Shoot the Crow

Prime Cut Productions present 'Shoot the Crow' by Owen McCafferty. Photo: Ciaran Bagnall

Prime Cut Productions present 'Shoot the Crow' by Owen McCafferty. Photo: Ciaran Bagnall

It is a delight to welcome Shoot the Crow to Belfast in its first production in McCafferty’s home town fourteen years after its first production by Druid and with plaudits from an extended West End run, including a nomination for an Olivier Award. While such success demonstrates that the play is far from parochial in its scope and interest, it is nonetheless rooted in the demotic speech of Belfast, re-shaped, heightened and made serviceable as a discourse through which the degrading grind of repetitive work is both resisted and expressed.

Four men spend a day tiling two adjacent rooms in a new apartment development. This is not a celebration of the dignity of work, but a demonstration of the demeaning effect of being tied to a low-paid job from which escape is impossible. For Ciaran McIntyre’s Ding Ding, this is the last day of many years working as a tiler, with little to show for his effort but a handwritten thank-you note from the boss. He tries to encourage Randolph (Rhys Dunlop), a young apprentice, to pursue his dream of freedom on a motorbike on the roads of France. His own dream is to buy a window-cleaning round, so that he can carry on working once he retires. Meanwhile Petesy (Fergal McElherron), who is nominally in charge, is scheming to find a way to pay for his daughter to take part in a school exchange to France, so she won’t end up in the same dead-end kind of work as him. Socrates (Stephen Kennedy) can barely face the pain of existence without the wife and son he has left and is desperate for a reconciliation.

For each of them, then, the stakes are high when it becomes apparent that there is a palette of tiles which they can steal and sell undetected, providing enough money to fulfil what are, after all, very modest ambitions. This simple premise then sets the play’s dynamic in motion ultimately exposing the fault lines of their relationships when they realise that they are competitors rather than partners in crime.

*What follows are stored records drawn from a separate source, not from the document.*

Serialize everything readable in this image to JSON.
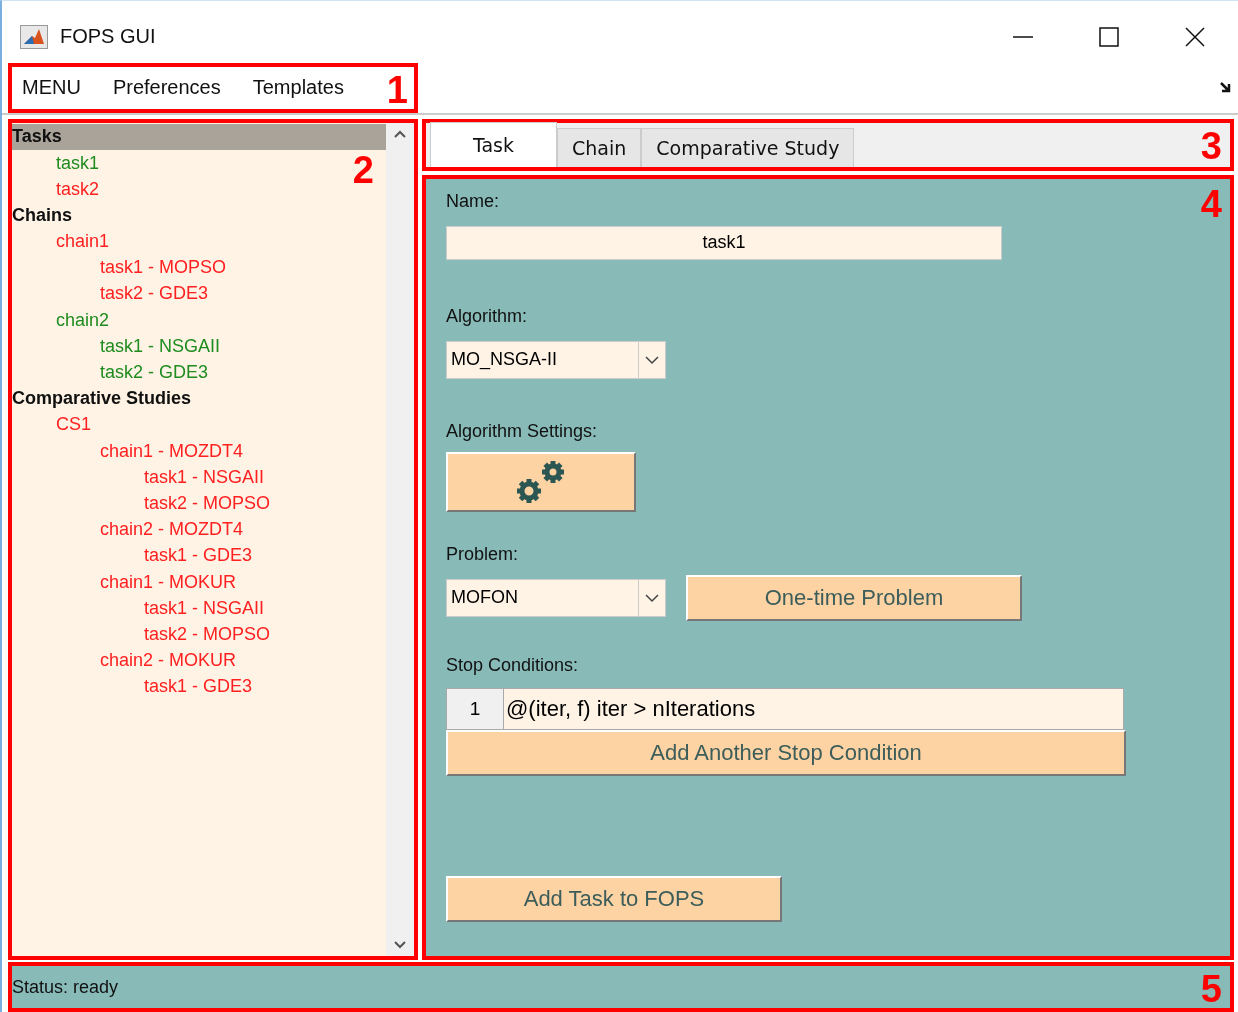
{
  "window": {
    "title": "FOPS GUI"
  },
  "menu_bar": {
    "annotation": "1",
    "items": [
      "MENU",
      "Preferences",
      "Templates"
    ]
  },
  "tree": {
    "annotation": "2",
    "items": [
      {
        "label": "Tasks",
        "selected": true,
        "children": [
          {
            "label": "task1",
            "color": "#1e8c1e"
          },
          {
            "label": "task2",
            "color": "#ff2020"
          }
        ]
      },
      {
        "label": "Chains",
        "selected": false,
        "children": [
          {
            "label": "chain1",
            "color": "#ff2020",
            "children": [
              {
                "label": "task1 - MOPSO",
                "color": "#ff2020"
              },
              {
                "label": "task2 - GDE3",
                "color": "#ff2020"
              }
            ]
          },
          {
            "label": "chain2",
            "color": "#1e8c1e",
            "children": [
              {
                "label": "task1 - NSGAII",
                "color": "#1e8c1e"
              },
              {
                "label": "task2 - GDE3",
                "color": "#1e8c1e"
              }
            ]
          }
        ]
      },
      {
        "label": "Comparative Studies",
        "selected": false,
        "children": [
          {
            "label": "CS1",
            "color": "#ff2020",
            "children": [
              {
                "label": "chain1 - MOZDT4",
                "color": "#ff2020",
                "children": [
                  {
                    "label": "task1 - NSGAII",
                    "color": "#ff2020"
                  },
                  {
                    "label": "task2 - MOPSO",
                    "color": "#ff2020"
                  }
                ]
              },
              {
                "label": "chain2 - MOZDT4",
                "color": "#ff2020",
                "children": [
                  {
                    "label": "task1 - GDE3",
                    "color": "#ff2020"
                  }
                ]
              },
              {
                "label": "chain1 - MOKUR",
                "color": "#ff2020",
                "children": [
                  {
                    "label": "task1 - NSGAII",
                    "color": "#ff2020"
                  },
                  {
                    "label": "task2 - MOPSO",
                    "color": "#ff2020"
                  }
                ]
              },
              {
                "label": "chain2 - MOKUR",
                "color": "#ff2020",
                "children": [
                  {
                    "label": "task1 - GDE3",
                    "color": "#ff2020"
                  }
                ]
              }
            ]
          }
        ]
      }
    ]
  },
  "tabs": {
    "annotation": "3",
    "items": [
      {
        "label": "Task",
        "selected": true
      },
      {
        "label": "Chain",
        "selected": false
      },
      {
        "label": "Comparative Study",
        "selected": false
      }
    ]
  },
  "task_panel": {
    "annotation": "4",
    "name_label": "Name:",
    "name_value": "task1",
    "algorithm_label": "Algorithm:",
    "algorithm_value": "MO_NSGA-II",
    "settings_label": "Algorithm Settings:",
    "problem_label": "Problem:",
    "problem_value": "MOFON",
    "one_time_button": "One-time Problem",
    "stop_label": "Stop Conditions:",
    "stop_conditions": [
      {
        "index": "1",
        "expression": "@(iter, f) iter > nIterations"
      }
    ],
    "add_stop_button": "Add Another Stop Condition",
    "add_task_button": "Add Task to FOPS"
  },
  "status_bar": {
    "annotation": "5",
    "text": "Status: ready"
  }
}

Ciaran Bagnall’s L-shaped set is composed of two white platforms at different levels, representing the separate rooms. They are covered with the large expensive white tiles which the men are grouting to finish this job. Behind them are two white wood frames with opaque grey inset panels onto which the cityscape of Belfast’s bustling ring-road is projected to indicate time’s passing. The actors step down from the platforms and sit in full view at the side for exits to other parts of the fictional apartment and the world beyond. Apart from the tools of the tilers’ trade, this is, then, an empty space filled by the characters’ aspirations, competitive schemes and ultimate disappointments, expressed routinely in how they speak. McCafferty shows how words reveal and shield truths, communicate and conceal hurts, create and break bonds.

Photo: ciaran BagnallEach of the four characters has a distinctive voice (with matching accent) and the casting here provides a corresponding physical typology. The play’s opening scene suffers a little in the mismatch between McIntyre’s Ding Ding, looking like a bedraggled and embittered Santa, and the barely grown frame of Randolph. Too much of the scene is played as mere speaking and Emma Jordan’s direction looked insecure. By contrast, McElharron’s diminutive Petesy is a ball of intense anger who is a perfect foil to the wounded-bear of Kennedy’s Socrates. From their appearance, the play starts to zing as words start to do things and Jordan’s direction supports effectively the actors as they deliver speech as action.

Kennedy has perhaps the most difficult task in the role of Socrates. He is both the intellectual of the group and the one most in touch with his own feelings. He chooses to say things that the other men avoid (by switching to talk about football). He has a number of set-piece moments where his words spill out in streams of consciousness, switching topics, contradicting himself, or demonstrating just how bewildered he is at the way his life has turned out. However, unlike the others, he is eventually shown to be a man of action, not just words. Crucially, Kennedy demonstrates the capacity not just to achieve all this, but to nuance sensitively his reactions as he listens to each of the others.

McCafferty’s skill is in capturing the unremitting angst at the heart of this everyday activity. With Kennedy at its heart, this ensemble is able to honour this skill, playing the everyday but expressing the existential.

Tom Maguire is a Senior Lecturer in Theatre Studies at the University of Ulster.

  • Review
  • Theatre

Shoot the Crow by Owen McCafferty

11 - 19 February, 2011

Produced by Prime Cut Productions
In Waterfront Hall Studio

Directed by Emma Jordan

Set and Lighting Design: Ciaran Bagnall

With: Ciaran McIntyre, Fergal McElheron, Rhys Dunlop and Stephen Kennedy